Thanks for yesterday’s post on the earthquake, Ben. It was timely and well-written. My thoughts take a slightly different angle, but come to similar conclusions.
Her swollen face disappeared between her knees as she retched once again. Sitting on the cement curb near the outpatients at Vila Central Hospital, Shelley and her mum were waiting for results from blood tests earlier in the day. Scans had already confirmed a diagnosis of kidney failure; the real question was “What next?” For twenty-four year old Shelley, her heart could not forget two year old Miriam, her little daughter. Watching her weep for her baby’s future, her eyes both anguished and exhausted, I could hardly speak for grief. How do we respond to such sorrow in a way that glorifies our God?
Besides these every day encounters with individual struggles, countless stories of personal pain from natural disasters have racked our region with sorrow and loss these last few months. And now with the horror of the Japan earthquake and tsunami, thousands more have been literally swept away in an inescapable torrent. Isn’t your heart bleeding for those who have lost so much, for those who will never have another chance to respond with faith to God’s love?
Whether we grieve for an individual or for a nation, what are we doing about that grief? News headlines surround us, but what are we doing about that news? What should be our response to the stark reality that mankind is far from controlling his own destiny as these life circumstances clearly demonstrate? How do we respond to the truth that every person in the world has a ticket to leave this life though he knows not what is written on it?
We must help in practical ways. The laws of God’s kingdom are laws of giving, so let’s give and give generously. Those who suffer are fellow human beings, made in God’s image, for whom Jesus died. Whether a neighbour in crisis or the afflicted far away, give of your time, your resources, your self to help alleviate their suffering.
We must pray. Pray for God’s love and grace to flow in practical ways through His people. Pray for the gospel to be shared with power. Pray for repentance for sinners. Pray for healing for the nations.

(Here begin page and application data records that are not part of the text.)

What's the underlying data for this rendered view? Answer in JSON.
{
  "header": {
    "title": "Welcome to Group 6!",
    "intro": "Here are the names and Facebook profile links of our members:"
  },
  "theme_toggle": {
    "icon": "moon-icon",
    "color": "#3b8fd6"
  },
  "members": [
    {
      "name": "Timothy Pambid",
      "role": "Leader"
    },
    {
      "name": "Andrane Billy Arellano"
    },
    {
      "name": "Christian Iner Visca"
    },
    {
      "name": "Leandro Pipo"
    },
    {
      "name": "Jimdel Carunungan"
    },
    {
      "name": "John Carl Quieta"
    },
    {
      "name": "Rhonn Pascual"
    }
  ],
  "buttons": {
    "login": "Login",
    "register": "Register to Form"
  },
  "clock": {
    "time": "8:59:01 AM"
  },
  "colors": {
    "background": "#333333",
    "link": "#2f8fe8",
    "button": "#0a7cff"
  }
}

We must speak up. Tell that grieving friend of God’s love and mercy in Christ. Let her know that in the midst of sorrow there is hope in Jesus alone. Share a verse; pause to pray aloud; honour the name of Jesus. Let’s not think that our well-meaning platitudes and intellectual reasoning have the power to minister the healing balm of the gospel. We need the power of God as we share the Word of God, bathed with the convicting work of the Holy Spirit.
Who knows? Perhaps these disasters, perhaps the personal crisis Shelley is facing (and others like her), will be the beginning of a spiritual harvest.
When [Jesus] saw the crowds,he had compassion for them, because they were harassed and helpless, like sheep without a shepherd. Then he said to his disciples, “The harvest is plentiful, but the laborers are few; therefore pray earnestly to the Lord of the harvest to send out laborers into his harvest.” Matthew 9:36-38